(RECORDS TO PROCESS Opens)

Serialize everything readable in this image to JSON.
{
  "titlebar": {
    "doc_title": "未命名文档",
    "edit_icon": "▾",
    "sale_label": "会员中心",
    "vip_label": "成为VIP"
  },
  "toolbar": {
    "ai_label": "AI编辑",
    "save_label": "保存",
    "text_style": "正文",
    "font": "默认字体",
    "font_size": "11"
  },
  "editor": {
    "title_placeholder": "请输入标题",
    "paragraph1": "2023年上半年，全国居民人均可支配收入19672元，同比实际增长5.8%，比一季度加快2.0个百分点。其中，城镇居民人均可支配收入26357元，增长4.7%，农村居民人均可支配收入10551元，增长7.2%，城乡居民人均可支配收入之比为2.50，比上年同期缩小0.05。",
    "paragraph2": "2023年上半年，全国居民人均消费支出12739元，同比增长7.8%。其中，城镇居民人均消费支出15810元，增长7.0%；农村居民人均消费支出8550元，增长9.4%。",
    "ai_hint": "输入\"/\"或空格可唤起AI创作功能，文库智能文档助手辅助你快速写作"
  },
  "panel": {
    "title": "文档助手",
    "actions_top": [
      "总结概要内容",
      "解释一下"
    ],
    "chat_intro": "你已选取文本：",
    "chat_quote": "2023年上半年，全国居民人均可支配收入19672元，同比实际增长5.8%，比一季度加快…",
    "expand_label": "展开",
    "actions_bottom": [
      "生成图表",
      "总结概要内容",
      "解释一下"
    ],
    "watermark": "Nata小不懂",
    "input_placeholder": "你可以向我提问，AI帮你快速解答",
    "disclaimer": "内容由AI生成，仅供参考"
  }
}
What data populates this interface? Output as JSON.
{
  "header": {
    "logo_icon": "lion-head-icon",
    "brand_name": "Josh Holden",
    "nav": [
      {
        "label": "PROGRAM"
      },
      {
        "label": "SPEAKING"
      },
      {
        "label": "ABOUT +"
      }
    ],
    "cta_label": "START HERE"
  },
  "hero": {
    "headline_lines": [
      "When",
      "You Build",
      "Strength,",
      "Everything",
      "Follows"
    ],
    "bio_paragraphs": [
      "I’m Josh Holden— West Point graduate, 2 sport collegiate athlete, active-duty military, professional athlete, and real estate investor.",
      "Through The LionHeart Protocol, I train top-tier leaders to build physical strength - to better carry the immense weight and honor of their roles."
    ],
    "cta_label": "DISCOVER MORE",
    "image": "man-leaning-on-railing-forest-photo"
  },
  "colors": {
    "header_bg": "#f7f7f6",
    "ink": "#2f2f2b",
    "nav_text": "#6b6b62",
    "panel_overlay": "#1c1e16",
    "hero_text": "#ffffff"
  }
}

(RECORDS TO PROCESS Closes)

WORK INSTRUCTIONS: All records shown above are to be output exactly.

ANSWER BOX:
Serialize everything readable in this image to JSON.
{
  "titlebar": {
    "doc_title": "未命名文档",
    "edit_icon": "▾",
    "sale_label": "会员中心",
    "vip_label": "成为VIP"
  },
  "toolbar": {
    "ai_label": "AI编辑",
    "save_label": "保存",
    "text_style": "正文",
    "font": "默认字体",
    "font_size": "11"
  },
  "editor": {
    "title_placeholder": "请输入标题",
    "paragraph1": "2023年上半年，全国居民人均可支配收入19672元，同比实际增长5.8%，比一季度加快2.0个百分点。其中，城镇居民人均可支配收入26357元，增长4.7%，农村居民人均可支配收入10551元，增长7.2%，城乡居民人均可支配收入之比为2.50，比上年同期缩小0.05。",
    "paragraph2": "2023年上半年，全国居民人均消费支出12739元，同比增长7.8%。其中，城镇居民人均消费支出15810元，增长7.0%；农村居民人均消费支出8550元，增长9.4%。",
    "ai_hint": "输入\"/\"或空格可唤起AI创作功能，文库智能文档助手辅助你快速写作"
  },
  "panel": {
    "title": "文档助手",
    "actions_top": [
      "总结概要内容",
      "解释一下"
    ],
    "chat_intro": "你已选取文本：",
    "chat_quote": "2023年上半年，全国居民人均可支配收入19672元，同比实际增长5.8%，比一季度加快…",
    "expand_label": "展开",
    "actions_bottom": [
      "生成图表",
      "总结概要内容",
      "解释一下"
    ],
    "watermark": "Nata小不懂",
    "input_placeholder": "你可以向我提问，AI帮你快速解答",
    "disclaimer": "内容由AI生成，仅供参考"
  }
}
What data populates this interface? Output as JSON.
{
  "header": {
    "logo_icon": "lion-head-icon",
    "brand_name": "Josh Holden",
    "nav": [
      {
        "label": "PROGRAM"
      },
      {
        "label": "SPEAKING"
      },
      {
        "label": "ABOUT +"
      }
    ],
    "cta_label": "START HERE"
  },
  "hero": {
    "headline_lines": [
      "When",
      "You Build",
      "Strength,",
      "Everything",
      "Follows"
    ],
    "bio_paragraphs": [
      "I’m Josh Holden— West Point graduate, 2 sport collegiate athlete, active-duty military, professional athlete, and real estate investor.",
      "Through The LionHeart Protocol, I train top-tier leaders to build physical strength - to better carry the immense weight and honor of their roles."
    ],
    "cta_label": "DISCOVER MORE",
    "image": "man-leaning-on-railing-forest-photo"
  },
  "colors": {
    "header_bg": "#f7f7f6",
    "ink": "#2f2f2b",
    "nav_text": "#6b6b62",
    "panel_overlay": "#1c1e16",
    "hero_text": "#ffffff"
  }
}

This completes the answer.